mark_safe, a function that considers all input passed as valid, would open security vulnerabilities in a view that deals with user input. But it makes complete sense if used in an environment where the user input is guaranteed to be trusted. Administrator views are a perfect example of this. DeepSource raises an issue for this violation, regardless of the context it is used in.
In the latest release, we have introduced a new keyword that you can add to your code as a comment. This will allows you to silence one or more issues in that line of code permanently.
skipcq (which stands for skip continuous quality)— a unified way to silence issues from source code that works across all analyzers available on DeepSource. This special keyword can be used as part of a comment in the same line or surrounding lines where the violation has occurred to silence it.
skipcq as a comment with the issue’s short-code at the end of the line, or one the line above it to silence the issue.
input = 10 # skipcq: PYL-W0622
# skipcq: PYL-W0622 input = 10
Doing so will suppress
PYL-W0622 on this line, which is raised because the inbuilt function
input has been redefined.
To silence multiple issues on a line, add a comma separated list of issue short-codes after the
def function(input, an_argument_not_used): # skipcq: PYL-W0622, PYL-W0613 pass
# skipcq: PYL-W0622, PYL-W0613 def function(input, an_argument_not_used): pass
To silence all issues that could be raised on a line, simply use the keyword
skipcq in the comment corresponding to the line.
except Exception: # skipcq pass
# skipcq except Exception: pass
A word of caution, though — this would prevent all issues from being raised on this line, which is probably not something you want. We recommend using the keyword explicitly for the issues you want to suppress.
Great question! Just add
skipcq at the end of your comment for the line.
class Klass: def __init__(self): pass def func(self, x): # This function does not use `self`. Hence an issue will be raised. Lets ignore it. skipcq return x ** 2
In case the
skipcq comment is placed above the line, you can place as many comments or newlines above the concerned line.
class Klass: def __init__(self): pass # skipcq # This function does not use `self`. # Hence an issue will be raised.

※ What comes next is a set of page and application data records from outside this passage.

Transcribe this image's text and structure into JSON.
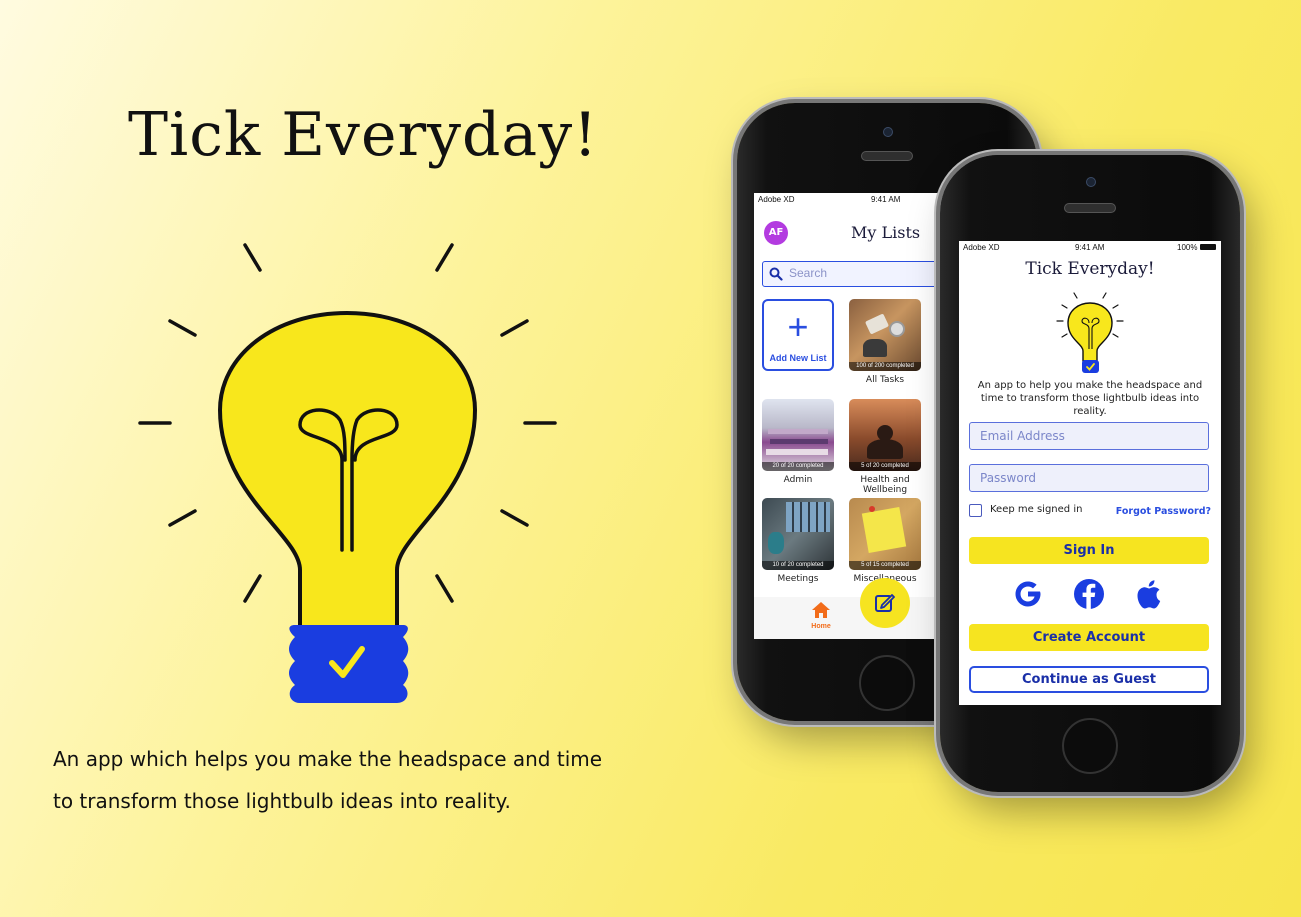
{
  "hero": {
    "title": "Tick Everyday!",
    "description_line1": "An app which helps you make the headspace and time",
    "description_line2": "to transform those lightbulb ideas into reality."
  },
  "colors": {
    "bulb_yellow": "#f8e71c",
    "bulb_base_blue": "#1a3de0",
    "accent_yellow": "#f6e420",
    "brand_blue": "#2a4ee0",
    "avatar_purple": "#b33be0",
    "home_orange": "#f26c1a"
  },
  "back_phone": {
    "status": {
      "carrier": "Adobe XD",
      "time": "9:41 AM"
    },
    "avatar_initials": "AF",
    "title": "My Lists",
    "search_placeholder": "Search",
    "add_new_list": "Add New List",
    "lists": [
      {
        "label": "All Tasks",
        "badge": "100 of 200 completed"
      },
      {
        "label": "Admin",
        "badge": "20 of 20 completed"
      },
      {
        "label": "Health and Wellbeing",
        "badge": "5 of 20 completed"
      },
      {
        "label": "Meetings",
        "badge": "10 of 20 completed"
      },
      {
        "label": "Miscellaneous",
        "badge": "5 of 15 completed"
      }
    ],
    "tab_home": "Home",
    "fab_icon": "edit-icon"
  },
  "front_phone": {
    "status": {
      "carrier": "Adobe XD",
      "time": "9:41 AM",
      "battery": "100%"
    },
    "title": "Tick Everyday!",
    "description": "An app to help you make the headspace and time to transform those lightbulb ideas into reality.",
    "email_placeholder": "Email Address",
    "password_placeholder": "Password",
    "keep_signed_in": "Keep me signed in",
    "forgot_password": "Forgot Password?",
    "sign_in": "Sign In",
    "social_icons": [
      "google-icon",
      "facebook-icon",
      "apple-icon"
    ],
    "create_account": "Create Account",
    "continue_guest": "Continue as Guest"
  }
}
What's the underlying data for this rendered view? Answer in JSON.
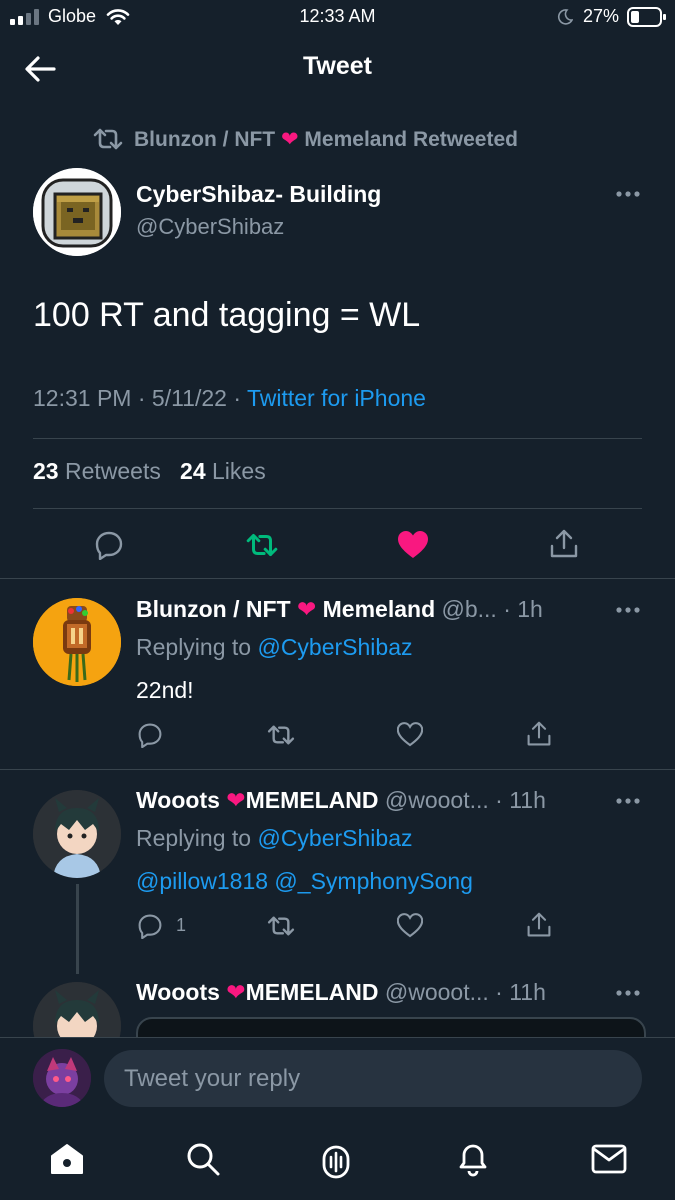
{
  "status_bar": {
    "carrier": "Globe",
    "time": "12:33 AM",
    "battery": "27%"
  },
  "header": {
    "title": "Tweet",
    "back_icon": "arrow-left-icon"
  },
  "retweeted_by": "Blunzon / NFT ❤️ Memeland Retweeted",
  "main_tweet": {
    "author_name": "CyberShibaz- Building",
    "author_handle": "@CyberShibaz",
    "text": "100 RT and tagging = WL",
    "time": "12:31 PM",
    "date": "5/11/22",
    "source": "Twitter for iPhone",
    "retweet_count": "23",
    "retweet_label": "Retweets",
    "like_count": "24",
    "like_label": "Likes",
    "retweeted": true,
    "liked": true
  },
  "replies": [
    {
      "name_a": "Blunzon / NFT",
      "name_b": "Memeland",
      "handle_time": "@b... · 1h",
      "replying_prefix": "Replying to",
      "replying_handle": "@CyberShibaz",
      "text": "22nd!",
      "reply_count": ""
    },
    {
      "name_a": "Wooots",
      "name_b": "MEMELAND",
      "handle_time": "@wooot... · 11h",
      "replying_prefix": "Replying to",
      "replying_handle": "@CyberShibaz",
      "mentions": "@pillow1818 @_SymphonySong",
      "reply_count": "1"
    },
    {
      "name_a": "Wooots",
      "name_b": "MEMELAND",
      "handle_time": "@wooot... · 11h"
    }
  ],
  "compose": {
    "placeholder": "Tweet your reply"
  },
  "tab_bar": [
    "home-icon",
    "search-icon",
    "spaces-icon",
    "notifications-icon",
    "messages-icon"
  ],
  "colors": {
    "background": "#15202b",
    "accent": "#1d9bf0",
    "retweet_green": "#00ba7c",
    "like_pink": "#f91880",
    "muted_text": "#8b98a5"
  }
}
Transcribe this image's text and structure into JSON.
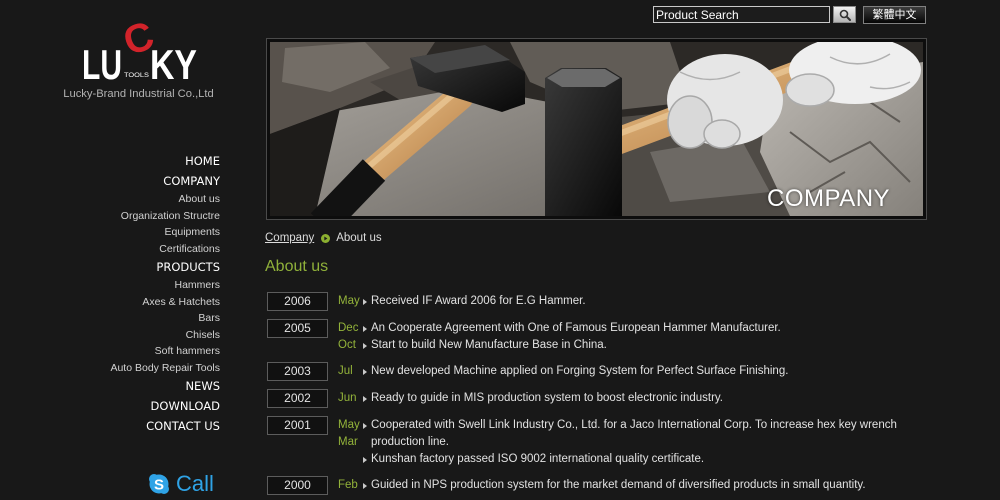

Lets ignore it. def func(self, x): return x ** 2
We’re super thrilled about this release and we hope it helps reduce false-positives and enables you tweak DeepSource’s results to suit your context easily, so you can do what you do best — ship good code.
Got feedback? Tweet to us @DeepSourceHQ.